- _INFORMATION SUPPLIED_
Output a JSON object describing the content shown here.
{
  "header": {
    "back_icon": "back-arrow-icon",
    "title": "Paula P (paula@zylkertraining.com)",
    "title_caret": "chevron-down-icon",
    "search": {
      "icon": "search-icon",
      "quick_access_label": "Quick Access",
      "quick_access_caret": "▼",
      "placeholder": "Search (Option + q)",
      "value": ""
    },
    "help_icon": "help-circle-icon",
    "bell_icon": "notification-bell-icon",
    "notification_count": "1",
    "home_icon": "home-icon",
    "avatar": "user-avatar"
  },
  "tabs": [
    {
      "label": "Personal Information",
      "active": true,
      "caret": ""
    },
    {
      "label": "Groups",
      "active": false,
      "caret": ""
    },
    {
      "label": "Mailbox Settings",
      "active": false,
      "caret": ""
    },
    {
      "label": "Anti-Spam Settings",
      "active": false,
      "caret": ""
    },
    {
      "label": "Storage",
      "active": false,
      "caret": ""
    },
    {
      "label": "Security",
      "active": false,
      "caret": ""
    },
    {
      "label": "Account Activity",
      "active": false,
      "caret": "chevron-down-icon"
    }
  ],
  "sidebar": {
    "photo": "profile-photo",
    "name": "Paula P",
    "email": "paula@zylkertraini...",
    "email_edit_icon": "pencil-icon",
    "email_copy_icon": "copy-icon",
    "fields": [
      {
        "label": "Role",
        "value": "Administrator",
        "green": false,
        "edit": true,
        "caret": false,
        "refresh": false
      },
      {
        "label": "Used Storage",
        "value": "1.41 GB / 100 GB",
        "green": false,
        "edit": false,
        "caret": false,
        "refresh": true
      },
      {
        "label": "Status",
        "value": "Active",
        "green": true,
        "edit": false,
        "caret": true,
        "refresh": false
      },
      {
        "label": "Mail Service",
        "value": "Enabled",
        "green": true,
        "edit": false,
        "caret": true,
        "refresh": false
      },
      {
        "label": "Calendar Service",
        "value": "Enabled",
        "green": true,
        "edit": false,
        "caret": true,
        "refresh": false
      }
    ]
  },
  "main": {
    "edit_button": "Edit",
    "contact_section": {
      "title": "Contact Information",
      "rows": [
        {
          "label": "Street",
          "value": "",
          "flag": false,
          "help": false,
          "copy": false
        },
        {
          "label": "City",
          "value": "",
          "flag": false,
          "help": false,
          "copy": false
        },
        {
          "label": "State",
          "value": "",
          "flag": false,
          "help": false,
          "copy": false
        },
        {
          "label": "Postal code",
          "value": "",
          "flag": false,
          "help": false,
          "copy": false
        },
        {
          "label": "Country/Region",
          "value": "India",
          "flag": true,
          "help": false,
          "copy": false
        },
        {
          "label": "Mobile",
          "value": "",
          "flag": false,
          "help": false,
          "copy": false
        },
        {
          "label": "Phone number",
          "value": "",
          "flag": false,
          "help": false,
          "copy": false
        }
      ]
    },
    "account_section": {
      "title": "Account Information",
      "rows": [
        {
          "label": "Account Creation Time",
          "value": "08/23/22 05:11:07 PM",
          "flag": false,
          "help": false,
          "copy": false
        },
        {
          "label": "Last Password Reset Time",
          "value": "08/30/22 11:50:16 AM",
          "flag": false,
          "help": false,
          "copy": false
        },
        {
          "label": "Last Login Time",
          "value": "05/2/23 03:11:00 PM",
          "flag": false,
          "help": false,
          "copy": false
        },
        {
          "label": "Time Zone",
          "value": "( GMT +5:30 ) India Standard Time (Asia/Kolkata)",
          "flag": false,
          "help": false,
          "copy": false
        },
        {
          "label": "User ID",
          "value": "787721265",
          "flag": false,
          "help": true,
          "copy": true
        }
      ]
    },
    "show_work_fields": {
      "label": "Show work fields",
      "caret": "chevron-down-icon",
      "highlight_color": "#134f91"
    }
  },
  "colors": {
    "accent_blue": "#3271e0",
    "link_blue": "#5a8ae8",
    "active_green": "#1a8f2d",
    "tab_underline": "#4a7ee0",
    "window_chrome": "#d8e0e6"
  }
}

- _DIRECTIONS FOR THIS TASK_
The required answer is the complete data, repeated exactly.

- _OUTPUT_
Output a JSON object describing the content shown here.
{
  "header": {
    "back_icon": "back-arrow-icon",
    "title": "Paula P (paula@zylkertraining.com)",
    "title_caret": "chevron-down-icon",
    "search": {
      "icon": "search-icon",
      "quick_access_label": "Quick Access",
      "quick_access_caret": "▼",
      "placeholder": "Search (Option + q)",
      "value": ""
    },
    "help_icon": "help-circle-icon",
    "bell_icon": "notification-bell-icon",
    "notification_count": "1",
    "home_icon": "home-icon",
    "avatar": "user-avatar"
  },
  "tabs": [
    {
      "label": "Personal Information",
      "active": true,
      "caret": ""
    },
    {
      "label": "Groups",
      "active": false,
      "caret": ""
    },
    {
      "label": "Mailbox Settings",
      "active": false,
      "caret": ""
    },
    {
      "label": "Anti-Spam Settings",
      "active": false,
      "caret": ""
    },
    {
      "label": "Storage",
      "active": false,
      "caret": ""
    },
    {
      "label": "Security",
      "active": false,
      "caret": ""
    },
    {
      "label": "Account Activity",
      "active": false,
      "caret": "chevron-down-icon"
    }
  ],
  "sidebar": {
    "photo": "profile-photo",
    "name": "Paula P",
    "email": "paula@zylkertraini...",
    "email_edit_icon": "pencil-icon",
    "email_copy_icon": "copy-icon",
    "fields": [
      {
        "label": "Role",
        "value": "Administrator",
        "green": false,
        "edit": true,
        "caret": false,
        "refresh": false
      },
      {
        "label": "Used Storage",
        "value": "1.41 GB / 100 GB",
        "green": false,
        "edit": false,
        "caret": false,
        "refresh": true
      },
      {
        "label": "Status",
        "value": "Active",
        "green": true,
        "edit": false,
        "caret": true,
        "refresh": false
      },
      {
        "label": "Mail Service",
        "value": "Enabled",
        "green": true,
        "edit": false,
        "caret": true,
        "refresh": false
      },
      {
        "label": "Calendar Service",
        "value": "Enabled",
        "green": true,
        "edit": false,
        "caret": true,
        "refresh": false
      }
    ]
  },
  "main": {
    "edit_button": "Edit",
    "contact_section": {
      "title": "Contact Information",
      "rows": [
        {
          "label": "Street",
          "value": "",
          "flag": false,
          "help": false,
          "copy": false
        },
        {
          "label": "City",
          "value": "",
          "flag": false,
          "help": false,
          "copy": false
        },
        {
          "label": "State",
          "value": "",
          "flag": false,
          "help": false,
          "copy": false
        },
        {
          "label": "Postal code",
          "value": "",
          "flag": false,
          "help": false,
          "copy": false
        },
        {
          "label": "Country/Region",
          "value": "India",
          "flag": true,
          "help": false,
          "copy": false
        },
        {
          "label": "Mobile",
          "value": "",
          "flag": false,
          "help": false,
          "copy": false
        },
        {
          "label": "Phone number",
          "value": "",
          "flag": false,
          "help": false,
          "copy": false
        }
      ]
    },
    "account_section": {
      "title": "Account Information",
      "rows": [
        {
          "label": "Account Creation Time",
          "value": "08/23/22 05:11:07 PM",
          "flag": false,
          "help": false,
          "copy": false
        },
        {
          "label": "Last Password Reset Time",
          "value": "08/30/22 11:50:16 AM",
          "flag": false,
          "help": false,
          "copy": false
        },
        {
          "label": "Last Login Time",
          "value": "05/2/23 03:11:00 PM",
          "flag": false,
          "help": false,
          "copy": false
        },
        {
          "label": "Time Zone",
          "value": "( GMT +5:30 ) India Standard Time (Asia/Kolkata)",
          "flag": false,
          "help": false,
          "copy": false
        },
        {
          "label": "User ID",
          "value": "787721265",
          "flag": false,
          "help": true,
          "copy": true
        }
      ]
    },
    "show_work_fields": {
      "label": "Show work fields",
      "caret": "chevron-down-icon",
      "highlight_color": "#134f91"
    }
  },
  "colors": {
    "accent_blue": "#3271e0",
    "link_blue": "#5a8ae8",
    "active_green": "#1a8f2d",
    "tab_underline": "#4a7ee0",
    "window_chrome": "#d8e0e6"
  }
}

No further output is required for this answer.